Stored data
********************
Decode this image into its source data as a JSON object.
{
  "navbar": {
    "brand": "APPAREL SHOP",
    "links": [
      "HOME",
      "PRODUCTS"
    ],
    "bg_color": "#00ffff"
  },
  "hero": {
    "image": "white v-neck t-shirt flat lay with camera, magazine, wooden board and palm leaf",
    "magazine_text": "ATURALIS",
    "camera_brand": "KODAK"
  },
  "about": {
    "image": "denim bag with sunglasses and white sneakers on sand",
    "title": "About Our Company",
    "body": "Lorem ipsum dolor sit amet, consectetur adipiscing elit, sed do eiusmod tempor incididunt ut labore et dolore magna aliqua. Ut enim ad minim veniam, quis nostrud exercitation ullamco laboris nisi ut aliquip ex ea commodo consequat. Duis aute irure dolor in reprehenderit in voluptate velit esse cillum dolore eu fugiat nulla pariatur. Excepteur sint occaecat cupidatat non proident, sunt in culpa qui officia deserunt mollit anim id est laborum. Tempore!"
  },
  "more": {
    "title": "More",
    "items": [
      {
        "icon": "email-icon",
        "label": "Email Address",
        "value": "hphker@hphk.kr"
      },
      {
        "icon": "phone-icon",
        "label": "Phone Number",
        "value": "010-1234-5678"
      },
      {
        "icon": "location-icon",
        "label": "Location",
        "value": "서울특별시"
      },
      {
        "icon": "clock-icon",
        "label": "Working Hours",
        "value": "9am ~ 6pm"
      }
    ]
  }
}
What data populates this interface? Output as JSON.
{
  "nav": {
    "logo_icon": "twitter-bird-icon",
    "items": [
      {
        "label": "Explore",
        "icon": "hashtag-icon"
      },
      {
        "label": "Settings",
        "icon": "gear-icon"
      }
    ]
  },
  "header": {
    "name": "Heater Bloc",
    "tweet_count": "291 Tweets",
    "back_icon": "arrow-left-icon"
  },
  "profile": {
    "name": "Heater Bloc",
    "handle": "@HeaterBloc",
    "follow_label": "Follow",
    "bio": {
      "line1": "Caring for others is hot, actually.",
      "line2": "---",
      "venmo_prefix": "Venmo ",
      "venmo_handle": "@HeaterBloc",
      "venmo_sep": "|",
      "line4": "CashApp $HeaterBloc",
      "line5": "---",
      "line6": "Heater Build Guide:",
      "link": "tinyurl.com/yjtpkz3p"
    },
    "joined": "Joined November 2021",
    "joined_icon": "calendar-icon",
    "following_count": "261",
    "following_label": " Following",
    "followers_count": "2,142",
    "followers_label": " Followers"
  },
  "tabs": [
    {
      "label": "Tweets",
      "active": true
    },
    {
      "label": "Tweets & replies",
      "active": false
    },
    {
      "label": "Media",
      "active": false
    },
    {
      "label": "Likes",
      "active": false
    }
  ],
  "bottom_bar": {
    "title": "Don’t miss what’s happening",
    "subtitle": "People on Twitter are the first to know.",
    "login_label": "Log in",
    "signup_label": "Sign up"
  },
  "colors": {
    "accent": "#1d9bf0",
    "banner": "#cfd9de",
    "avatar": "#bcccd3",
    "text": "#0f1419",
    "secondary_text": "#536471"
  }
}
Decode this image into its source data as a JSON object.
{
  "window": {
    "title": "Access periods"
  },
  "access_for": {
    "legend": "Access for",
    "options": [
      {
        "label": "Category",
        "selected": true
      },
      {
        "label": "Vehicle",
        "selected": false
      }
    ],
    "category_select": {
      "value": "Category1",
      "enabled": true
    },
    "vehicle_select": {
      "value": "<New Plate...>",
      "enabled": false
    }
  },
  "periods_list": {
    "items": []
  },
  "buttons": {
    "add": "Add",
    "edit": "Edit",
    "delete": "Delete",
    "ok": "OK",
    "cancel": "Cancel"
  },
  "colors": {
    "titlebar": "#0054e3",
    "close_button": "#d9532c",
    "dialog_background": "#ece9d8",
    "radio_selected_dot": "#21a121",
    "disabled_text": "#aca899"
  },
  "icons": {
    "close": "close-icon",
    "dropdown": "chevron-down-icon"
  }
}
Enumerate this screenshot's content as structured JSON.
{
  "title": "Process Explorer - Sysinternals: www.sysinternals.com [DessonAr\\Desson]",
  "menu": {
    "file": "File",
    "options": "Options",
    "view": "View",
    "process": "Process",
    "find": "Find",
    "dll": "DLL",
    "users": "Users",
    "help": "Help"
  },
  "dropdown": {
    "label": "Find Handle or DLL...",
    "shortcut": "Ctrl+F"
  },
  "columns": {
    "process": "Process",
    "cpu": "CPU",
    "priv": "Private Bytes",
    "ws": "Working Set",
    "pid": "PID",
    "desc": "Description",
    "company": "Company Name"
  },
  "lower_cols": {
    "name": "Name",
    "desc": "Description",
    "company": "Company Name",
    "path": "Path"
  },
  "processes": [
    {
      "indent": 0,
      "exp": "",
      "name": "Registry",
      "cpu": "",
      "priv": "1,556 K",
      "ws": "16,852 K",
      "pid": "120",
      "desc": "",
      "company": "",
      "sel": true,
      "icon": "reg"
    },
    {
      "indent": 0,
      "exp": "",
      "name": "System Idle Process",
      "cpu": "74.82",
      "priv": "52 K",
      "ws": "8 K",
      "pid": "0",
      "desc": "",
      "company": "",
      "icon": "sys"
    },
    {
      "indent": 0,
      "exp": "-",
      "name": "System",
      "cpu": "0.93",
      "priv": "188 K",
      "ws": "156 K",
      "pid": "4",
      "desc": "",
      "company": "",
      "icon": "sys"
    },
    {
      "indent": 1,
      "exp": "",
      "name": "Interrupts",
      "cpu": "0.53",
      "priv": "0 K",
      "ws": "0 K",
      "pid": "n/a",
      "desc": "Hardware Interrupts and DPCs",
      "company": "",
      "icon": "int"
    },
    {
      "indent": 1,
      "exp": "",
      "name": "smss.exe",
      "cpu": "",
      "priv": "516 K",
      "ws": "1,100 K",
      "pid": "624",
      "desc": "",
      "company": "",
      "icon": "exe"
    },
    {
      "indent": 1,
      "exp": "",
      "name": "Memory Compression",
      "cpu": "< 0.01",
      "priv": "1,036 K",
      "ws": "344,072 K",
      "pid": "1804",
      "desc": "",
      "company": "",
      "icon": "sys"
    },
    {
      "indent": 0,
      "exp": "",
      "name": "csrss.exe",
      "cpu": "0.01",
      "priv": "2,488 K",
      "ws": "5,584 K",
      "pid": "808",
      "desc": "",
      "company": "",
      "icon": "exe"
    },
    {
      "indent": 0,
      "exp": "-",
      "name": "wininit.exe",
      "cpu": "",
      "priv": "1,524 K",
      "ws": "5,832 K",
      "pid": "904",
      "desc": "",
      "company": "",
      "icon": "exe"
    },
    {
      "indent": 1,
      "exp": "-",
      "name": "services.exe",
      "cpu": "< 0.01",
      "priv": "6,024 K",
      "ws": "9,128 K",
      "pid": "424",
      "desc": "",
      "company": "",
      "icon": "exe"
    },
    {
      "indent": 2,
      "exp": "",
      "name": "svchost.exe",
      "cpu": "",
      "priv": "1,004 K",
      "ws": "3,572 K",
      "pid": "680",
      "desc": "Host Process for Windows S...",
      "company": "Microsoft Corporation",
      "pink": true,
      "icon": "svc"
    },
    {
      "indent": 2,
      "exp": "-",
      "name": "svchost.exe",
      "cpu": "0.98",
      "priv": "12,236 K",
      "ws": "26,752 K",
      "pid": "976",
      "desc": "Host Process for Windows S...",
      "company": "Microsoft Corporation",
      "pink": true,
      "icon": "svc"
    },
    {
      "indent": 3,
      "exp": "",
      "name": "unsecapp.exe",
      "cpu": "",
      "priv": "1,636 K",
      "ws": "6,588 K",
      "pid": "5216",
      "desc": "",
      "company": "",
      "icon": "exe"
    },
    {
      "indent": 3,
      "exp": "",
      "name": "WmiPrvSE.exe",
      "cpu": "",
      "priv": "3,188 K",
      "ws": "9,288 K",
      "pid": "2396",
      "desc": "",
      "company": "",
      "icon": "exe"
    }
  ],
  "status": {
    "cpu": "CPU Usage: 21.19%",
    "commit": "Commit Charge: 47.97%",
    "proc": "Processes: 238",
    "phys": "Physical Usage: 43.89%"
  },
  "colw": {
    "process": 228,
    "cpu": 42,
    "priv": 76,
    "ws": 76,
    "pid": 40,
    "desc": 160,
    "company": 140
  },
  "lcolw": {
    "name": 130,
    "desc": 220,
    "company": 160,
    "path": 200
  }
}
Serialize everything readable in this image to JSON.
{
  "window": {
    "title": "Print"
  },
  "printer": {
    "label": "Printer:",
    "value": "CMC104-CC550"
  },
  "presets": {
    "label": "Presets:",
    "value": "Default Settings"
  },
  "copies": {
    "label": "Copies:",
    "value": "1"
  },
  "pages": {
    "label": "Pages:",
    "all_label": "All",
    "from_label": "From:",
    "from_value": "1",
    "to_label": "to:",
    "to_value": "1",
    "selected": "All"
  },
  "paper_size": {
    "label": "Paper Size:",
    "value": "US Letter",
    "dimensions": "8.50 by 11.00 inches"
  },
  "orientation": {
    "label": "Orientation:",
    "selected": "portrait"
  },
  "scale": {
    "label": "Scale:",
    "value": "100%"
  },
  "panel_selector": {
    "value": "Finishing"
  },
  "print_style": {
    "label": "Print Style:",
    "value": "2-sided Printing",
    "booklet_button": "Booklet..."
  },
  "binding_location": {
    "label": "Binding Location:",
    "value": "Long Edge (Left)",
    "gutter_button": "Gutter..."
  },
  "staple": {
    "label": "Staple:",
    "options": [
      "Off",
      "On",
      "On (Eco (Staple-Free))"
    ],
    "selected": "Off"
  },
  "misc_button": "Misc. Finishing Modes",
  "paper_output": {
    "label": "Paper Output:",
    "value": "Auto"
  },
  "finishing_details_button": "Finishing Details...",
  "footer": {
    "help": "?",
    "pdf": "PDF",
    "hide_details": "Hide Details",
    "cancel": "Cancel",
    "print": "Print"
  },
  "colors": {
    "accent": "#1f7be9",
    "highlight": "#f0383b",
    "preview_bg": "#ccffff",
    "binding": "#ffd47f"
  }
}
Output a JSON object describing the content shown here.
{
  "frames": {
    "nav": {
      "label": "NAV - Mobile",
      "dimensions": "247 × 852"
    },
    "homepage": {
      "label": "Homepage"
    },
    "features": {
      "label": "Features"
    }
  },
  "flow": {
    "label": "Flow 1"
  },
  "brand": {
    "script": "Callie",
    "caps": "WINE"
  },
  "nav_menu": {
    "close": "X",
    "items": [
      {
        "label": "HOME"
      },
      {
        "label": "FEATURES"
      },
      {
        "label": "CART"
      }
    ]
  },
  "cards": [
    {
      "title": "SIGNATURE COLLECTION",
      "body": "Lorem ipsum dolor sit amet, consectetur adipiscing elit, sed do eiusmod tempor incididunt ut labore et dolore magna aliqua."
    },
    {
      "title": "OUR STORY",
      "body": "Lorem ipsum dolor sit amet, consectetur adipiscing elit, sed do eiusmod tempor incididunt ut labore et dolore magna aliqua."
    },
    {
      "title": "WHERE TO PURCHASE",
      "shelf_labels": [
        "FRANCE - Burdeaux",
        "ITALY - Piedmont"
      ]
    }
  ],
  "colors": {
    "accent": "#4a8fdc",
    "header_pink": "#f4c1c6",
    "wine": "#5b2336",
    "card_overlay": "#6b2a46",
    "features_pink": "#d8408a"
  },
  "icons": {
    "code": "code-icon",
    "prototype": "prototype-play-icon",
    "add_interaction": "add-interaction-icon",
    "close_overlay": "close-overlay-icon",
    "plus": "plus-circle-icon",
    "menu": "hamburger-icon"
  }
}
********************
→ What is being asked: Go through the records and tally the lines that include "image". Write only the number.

→ Task solution: 5